But how might COVID-19 change the NHS for good?
Here are our top predictions.
1. Remote consultations
Across the UK, GP surgeries and outpatient clinics have moved to phone or video appointments to maintain social distancing.
But remote consultations offer long-term advantages too – they reduce the spread of illnesses, allow convenient access to health care and eliminate the need to travel.
As time goes on, and more patients and clinicians recognise the benefits of going remote, it’s likely video consultations will remain popular within the NHS for years to come.
2. Remote patient monitoring
With social distancing, more people are choosing to manage their health via digital tools and we’re seeing a rise in demand for remote patient monitoring. These services allow patients with pre-existing conditions to manage them from home, taking vital readings for conditions like diabetes or COPD, and alerting medics if there’s a problem.
Since the outbreak, apps and online systems that allow patients to book appointments, check symptoms and get test results have seen a huge surge in use. The NHS app has seen a 111% increase in users since the start of March.
As more health care staff and patients realise the benefits, it’s likely these systems will remain in place long-term – freeing up resources for the NHS and offering a convenient way for patients to take an active role in their own health.
3. Online prescriptions
Until now, most people have preferred to order their prescriptions over the phone or in person.

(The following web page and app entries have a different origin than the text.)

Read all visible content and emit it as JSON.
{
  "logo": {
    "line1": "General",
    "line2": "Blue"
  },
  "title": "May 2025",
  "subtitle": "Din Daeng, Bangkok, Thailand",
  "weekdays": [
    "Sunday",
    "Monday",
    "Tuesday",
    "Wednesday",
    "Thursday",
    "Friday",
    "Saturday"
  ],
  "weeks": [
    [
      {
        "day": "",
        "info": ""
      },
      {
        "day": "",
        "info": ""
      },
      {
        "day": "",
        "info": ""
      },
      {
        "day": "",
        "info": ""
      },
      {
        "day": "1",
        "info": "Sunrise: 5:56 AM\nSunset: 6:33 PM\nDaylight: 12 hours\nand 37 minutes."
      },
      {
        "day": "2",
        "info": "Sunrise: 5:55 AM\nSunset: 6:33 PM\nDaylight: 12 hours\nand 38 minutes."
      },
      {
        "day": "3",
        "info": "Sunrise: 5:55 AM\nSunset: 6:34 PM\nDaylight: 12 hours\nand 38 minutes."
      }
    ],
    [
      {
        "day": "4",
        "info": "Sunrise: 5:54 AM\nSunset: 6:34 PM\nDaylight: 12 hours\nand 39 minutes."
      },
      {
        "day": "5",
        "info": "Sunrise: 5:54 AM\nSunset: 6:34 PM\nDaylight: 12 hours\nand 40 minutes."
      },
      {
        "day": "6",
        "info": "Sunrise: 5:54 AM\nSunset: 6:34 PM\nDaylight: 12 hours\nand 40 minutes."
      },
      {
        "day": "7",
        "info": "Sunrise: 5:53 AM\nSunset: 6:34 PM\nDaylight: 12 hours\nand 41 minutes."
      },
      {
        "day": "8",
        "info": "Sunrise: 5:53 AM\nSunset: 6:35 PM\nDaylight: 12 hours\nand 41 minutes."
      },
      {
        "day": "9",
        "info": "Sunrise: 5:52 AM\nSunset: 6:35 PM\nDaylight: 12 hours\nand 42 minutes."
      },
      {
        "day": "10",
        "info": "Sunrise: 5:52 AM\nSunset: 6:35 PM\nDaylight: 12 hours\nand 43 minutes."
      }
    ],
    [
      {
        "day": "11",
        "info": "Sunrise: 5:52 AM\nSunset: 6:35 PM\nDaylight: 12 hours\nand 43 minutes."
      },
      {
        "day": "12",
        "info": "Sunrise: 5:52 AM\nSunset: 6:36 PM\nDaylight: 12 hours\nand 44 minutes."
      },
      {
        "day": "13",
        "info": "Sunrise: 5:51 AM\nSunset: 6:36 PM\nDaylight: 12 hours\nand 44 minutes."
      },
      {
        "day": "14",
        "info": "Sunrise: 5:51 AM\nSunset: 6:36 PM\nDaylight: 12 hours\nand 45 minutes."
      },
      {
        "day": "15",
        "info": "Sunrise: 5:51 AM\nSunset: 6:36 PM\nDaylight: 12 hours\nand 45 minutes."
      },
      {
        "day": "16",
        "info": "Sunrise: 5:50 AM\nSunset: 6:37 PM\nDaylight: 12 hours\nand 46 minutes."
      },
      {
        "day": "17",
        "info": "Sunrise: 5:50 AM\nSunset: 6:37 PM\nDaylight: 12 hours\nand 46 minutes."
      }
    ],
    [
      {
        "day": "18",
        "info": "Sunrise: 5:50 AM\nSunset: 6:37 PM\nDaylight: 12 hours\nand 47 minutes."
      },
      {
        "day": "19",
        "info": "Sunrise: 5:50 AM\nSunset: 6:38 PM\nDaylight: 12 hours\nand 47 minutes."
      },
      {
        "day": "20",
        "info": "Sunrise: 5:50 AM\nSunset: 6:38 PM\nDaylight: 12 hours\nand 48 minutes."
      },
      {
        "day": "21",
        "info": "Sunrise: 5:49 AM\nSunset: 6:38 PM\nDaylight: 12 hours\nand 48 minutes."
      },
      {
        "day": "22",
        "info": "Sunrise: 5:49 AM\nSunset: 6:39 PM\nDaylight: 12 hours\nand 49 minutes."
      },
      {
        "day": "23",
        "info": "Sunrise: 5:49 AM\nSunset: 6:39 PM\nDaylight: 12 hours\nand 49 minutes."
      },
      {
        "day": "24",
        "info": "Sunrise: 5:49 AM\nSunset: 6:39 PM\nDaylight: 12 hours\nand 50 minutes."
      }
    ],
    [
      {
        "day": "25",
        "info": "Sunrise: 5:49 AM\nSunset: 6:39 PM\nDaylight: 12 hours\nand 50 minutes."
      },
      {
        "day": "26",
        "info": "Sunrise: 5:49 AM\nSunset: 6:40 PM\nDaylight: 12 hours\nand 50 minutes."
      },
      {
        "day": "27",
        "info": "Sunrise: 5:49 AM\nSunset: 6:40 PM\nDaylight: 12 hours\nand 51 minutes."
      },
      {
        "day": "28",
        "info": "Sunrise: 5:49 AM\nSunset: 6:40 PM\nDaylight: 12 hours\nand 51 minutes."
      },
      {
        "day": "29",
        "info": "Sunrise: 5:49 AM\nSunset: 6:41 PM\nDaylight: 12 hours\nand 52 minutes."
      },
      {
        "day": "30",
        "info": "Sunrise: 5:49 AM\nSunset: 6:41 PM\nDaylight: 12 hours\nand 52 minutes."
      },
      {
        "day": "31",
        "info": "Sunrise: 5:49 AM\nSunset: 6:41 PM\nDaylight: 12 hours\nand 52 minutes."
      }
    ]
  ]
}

But since COVID-19, there’s been a sudden surge in online prescriptions.
A staggering 25 million prescriptions were ordered online in March, a 400% increase from the previous month. The NHS app has also seen a 75% rise in prescriptions ordered via their service.
As the pandemic continues, and more people realise the convenience of ordering online, we think this trend will continue long after Coronavirus has passed.
4. The NHS as a digital workplace
Complex structures have made the NHS notoriously slow to adopt digital processes. But Coronavirus is forcing it to transform into a digital workplace at breakneck speed.
Across the organisation, video conferencing and online communication tools are replacing face-to-face meetings, and e-learning and virtual assessments are taking the place of exams and in-person training.
Many of the NHS’s internal systems are also being transformed – remote-access solutions are being set up, and smart cards introduced to fast-track doctor registration. Digital infrastructure is being radically improved – with systems put in place to improve cyber security and increase bandwidth.
With initial investment now complete, and NHS managers starting to see the efficiencies and cost savings that tech can bring, it seems inevitable that digital ways of working are here to stay.
5. Online triaging
On March 4 of this year, NHS 111 launched an online Coronavirus tool, to help with the sudden influx of callers with possible symptoms.
According to NHS Digital, NHS 111 online has seen up to 550,000 users a day, up from the usual 10,000 before COVID-19.
The tool has relieved a huge amount of pressure on the service. Users are assessed, given self-care information, and cases requiring further attention are passed on to a medical professional.
With the service’s success, we could see more online triaging for common conditions, like flu or minor injuries, freeing up face-to-face care for people who really need it.